  • 3 large eggs
  • 3/4 cup (5 1/2 oz.) sugar
  • 1 tbsp. baking powder
  • 1/2 tsp. baking soda
  • 1/2 tsp. salt
  • 3 1/2 cups (14 3/4 oz.) unbleached all purpose flour
  • 1/2 cup ( 1 1/2 oz.) unsweetened cocoa
  • 1 tbsp. instant coffee powder
  • 1 cup buttermilk
  • 1 tsp. vanilla extract
  • 6 cups (about 2 lbs.) vegetable oil or shortening (2 1/2 lbs.), for frying

Glaze

  • 3 1/2 cup (350 grams ) powdered sugar, sifted
  • 1 1/2 teaspoon corn syrup
  • 1/4 teaspoon salt
  • 1/2 teaspoon vanilla extract
  • 1/3 cup (2 1/2 fluid ounces) hot water

Directions

In a small, heatproof bowl, combine chocolate and butter. Cover with plastic wrap and melt over simmering water or at medium power in the microwave.
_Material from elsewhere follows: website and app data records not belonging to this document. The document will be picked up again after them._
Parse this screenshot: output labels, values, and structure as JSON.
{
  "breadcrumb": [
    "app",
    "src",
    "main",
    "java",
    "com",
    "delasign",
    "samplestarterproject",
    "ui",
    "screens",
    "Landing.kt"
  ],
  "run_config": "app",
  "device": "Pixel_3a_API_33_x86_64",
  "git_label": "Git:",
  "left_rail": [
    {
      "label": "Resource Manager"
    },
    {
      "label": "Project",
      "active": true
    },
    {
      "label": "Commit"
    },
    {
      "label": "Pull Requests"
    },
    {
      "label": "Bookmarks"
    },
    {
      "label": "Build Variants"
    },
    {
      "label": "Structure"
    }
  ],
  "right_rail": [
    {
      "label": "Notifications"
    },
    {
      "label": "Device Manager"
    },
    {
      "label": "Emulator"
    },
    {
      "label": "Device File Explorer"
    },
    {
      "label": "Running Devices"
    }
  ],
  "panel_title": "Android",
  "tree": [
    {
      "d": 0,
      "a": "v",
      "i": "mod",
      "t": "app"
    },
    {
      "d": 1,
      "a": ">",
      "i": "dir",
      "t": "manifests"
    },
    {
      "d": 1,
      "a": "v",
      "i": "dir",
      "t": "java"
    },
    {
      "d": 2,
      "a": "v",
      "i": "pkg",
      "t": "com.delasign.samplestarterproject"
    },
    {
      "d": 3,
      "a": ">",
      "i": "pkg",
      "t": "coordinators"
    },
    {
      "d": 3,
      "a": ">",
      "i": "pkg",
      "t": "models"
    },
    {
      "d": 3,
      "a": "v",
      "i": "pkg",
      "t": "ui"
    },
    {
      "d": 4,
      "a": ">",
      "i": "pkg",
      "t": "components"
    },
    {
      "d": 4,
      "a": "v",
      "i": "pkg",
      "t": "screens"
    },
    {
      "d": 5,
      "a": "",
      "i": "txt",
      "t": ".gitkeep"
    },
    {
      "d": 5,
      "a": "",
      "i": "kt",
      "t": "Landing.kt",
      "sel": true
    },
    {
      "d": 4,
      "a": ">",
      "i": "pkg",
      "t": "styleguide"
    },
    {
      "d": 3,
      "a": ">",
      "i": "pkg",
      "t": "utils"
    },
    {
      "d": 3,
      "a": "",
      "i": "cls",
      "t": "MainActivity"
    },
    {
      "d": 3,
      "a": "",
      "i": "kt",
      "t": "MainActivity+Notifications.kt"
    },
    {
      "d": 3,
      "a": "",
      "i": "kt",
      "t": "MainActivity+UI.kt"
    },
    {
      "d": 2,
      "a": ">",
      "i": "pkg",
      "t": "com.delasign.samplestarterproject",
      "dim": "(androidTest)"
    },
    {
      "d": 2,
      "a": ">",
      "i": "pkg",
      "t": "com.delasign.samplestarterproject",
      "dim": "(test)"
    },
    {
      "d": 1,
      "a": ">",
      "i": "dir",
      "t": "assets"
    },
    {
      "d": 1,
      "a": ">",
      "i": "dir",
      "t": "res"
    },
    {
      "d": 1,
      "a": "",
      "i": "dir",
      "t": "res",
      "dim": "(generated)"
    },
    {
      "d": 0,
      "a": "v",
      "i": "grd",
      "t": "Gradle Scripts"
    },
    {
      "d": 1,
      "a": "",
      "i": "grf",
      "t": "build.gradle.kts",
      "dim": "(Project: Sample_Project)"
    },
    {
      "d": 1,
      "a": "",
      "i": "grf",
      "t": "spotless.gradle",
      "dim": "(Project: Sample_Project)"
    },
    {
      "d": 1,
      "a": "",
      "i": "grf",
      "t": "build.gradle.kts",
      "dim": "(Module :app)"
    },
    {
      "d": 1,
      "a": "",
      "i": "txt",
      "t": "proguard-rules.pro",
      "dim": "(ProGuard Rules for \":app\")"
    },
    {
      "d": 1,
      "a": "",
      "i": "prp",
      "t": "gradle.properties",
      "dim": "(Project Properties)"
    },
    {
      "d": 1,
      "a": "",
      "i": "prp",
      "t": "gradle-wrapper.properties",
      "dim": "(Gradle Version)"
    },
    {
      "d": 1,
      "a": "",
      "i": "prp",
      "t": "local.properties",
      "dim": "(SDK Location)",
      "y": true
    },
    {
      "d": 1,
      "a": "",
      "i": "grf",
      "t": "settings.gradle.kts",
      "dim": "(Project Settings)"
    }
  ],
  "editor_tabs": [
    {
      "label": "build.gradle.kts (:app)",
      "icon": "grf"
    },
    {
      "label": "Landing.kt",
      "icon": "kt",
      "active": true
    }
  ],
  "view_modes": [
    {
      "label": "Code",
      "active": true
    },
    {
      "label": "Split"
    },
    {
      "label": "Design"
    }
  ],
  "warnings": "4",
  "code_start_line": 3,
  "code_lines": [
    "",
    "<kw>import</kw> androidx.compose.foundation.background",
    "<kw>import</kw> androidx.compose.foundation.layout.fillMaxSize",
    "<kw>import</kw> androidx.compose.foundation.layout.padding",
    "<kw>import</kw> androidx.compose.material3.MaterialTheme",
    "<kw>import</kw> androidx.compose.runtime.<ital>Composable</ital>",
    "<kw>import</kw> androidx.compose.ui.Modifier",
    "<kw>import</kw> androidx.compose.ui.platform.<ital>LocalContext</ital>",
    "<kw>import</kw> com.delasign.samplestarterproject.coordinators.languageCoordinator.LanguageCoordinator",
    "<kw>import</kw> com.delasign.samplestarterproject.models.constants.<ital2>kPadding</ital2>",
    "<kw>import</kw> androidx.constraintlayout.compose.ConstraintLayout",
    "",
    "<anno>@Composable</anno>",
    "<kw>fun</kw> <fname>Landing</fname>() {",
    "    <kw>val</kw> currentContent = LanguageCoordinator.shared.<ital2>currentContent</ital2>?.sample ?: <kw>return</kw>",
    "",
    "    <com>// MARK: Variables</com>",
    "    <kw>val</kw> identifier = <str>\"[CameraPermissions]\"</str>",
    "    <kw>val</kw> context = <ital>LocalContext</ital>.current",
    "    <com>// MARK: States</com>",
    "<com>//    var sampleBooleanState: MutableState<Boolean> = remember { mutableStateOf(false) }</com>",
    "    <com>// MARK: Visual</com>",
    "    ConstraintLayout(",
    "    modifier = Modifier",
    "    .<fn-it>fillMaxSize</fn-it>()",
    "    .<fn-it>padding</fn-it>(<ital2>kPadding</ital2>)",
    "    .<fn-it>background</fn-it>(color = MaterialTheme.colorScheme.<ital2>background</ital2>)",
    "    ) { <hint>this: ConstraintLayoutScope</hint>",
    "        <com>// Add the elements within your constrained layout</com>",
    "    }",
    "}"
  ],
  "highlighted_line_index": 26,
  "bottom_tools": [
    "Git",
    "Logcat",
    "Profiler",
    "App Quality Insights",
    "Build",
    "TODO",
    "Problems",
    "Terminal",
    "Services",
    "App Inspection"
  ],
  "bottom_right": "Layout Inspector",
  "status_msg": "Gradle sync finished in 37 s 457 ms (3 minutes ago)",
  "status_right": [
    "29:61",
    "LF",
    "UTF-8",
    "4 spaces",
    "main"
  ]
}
Stir to combine and set aside.

In a large mixing bowl, combine butter/chocolate mixture with the eggs and sugar and mix until light. In a separate bowl, whisk together baking powder, baking soda, salt, flour, cocoa and instant coffee powder. Add to egg mixture and stir to moisten. Add buttermilk and vanilla, mixing just enough to bring dough together. Gather dough into a ball and wrap with plastic wrap. Refrigerate for at least an hour before rolling out.

To make doughnuts, heat oil or shortening to 350F in a Dutch oven that will hold at least 1 1/2 inches of oil. On a lightly floured surface, roll out chilled dough to a 1/2-inch thick circle. Cut into doughnut shapes with a doughnut cutter, or with 2 biscuit cutters-a large for the outside, a small for the hole. Fry the doughnuts 2 or 3 at a time; cook for 90 seconds on 1 side, turn, and cook for 90 seconds on other. Remove donuts from oil with slotted spoon or spider and drain on paper towels.

To make glaze, mix all ingredients in a bowl with a whisk until smooth. Dip each donut into the glaze, making sure they are covered completely. Place on a wire rack above a sheet pan to catch any excess glaze. Let sit for 20 minutes until glaze is set.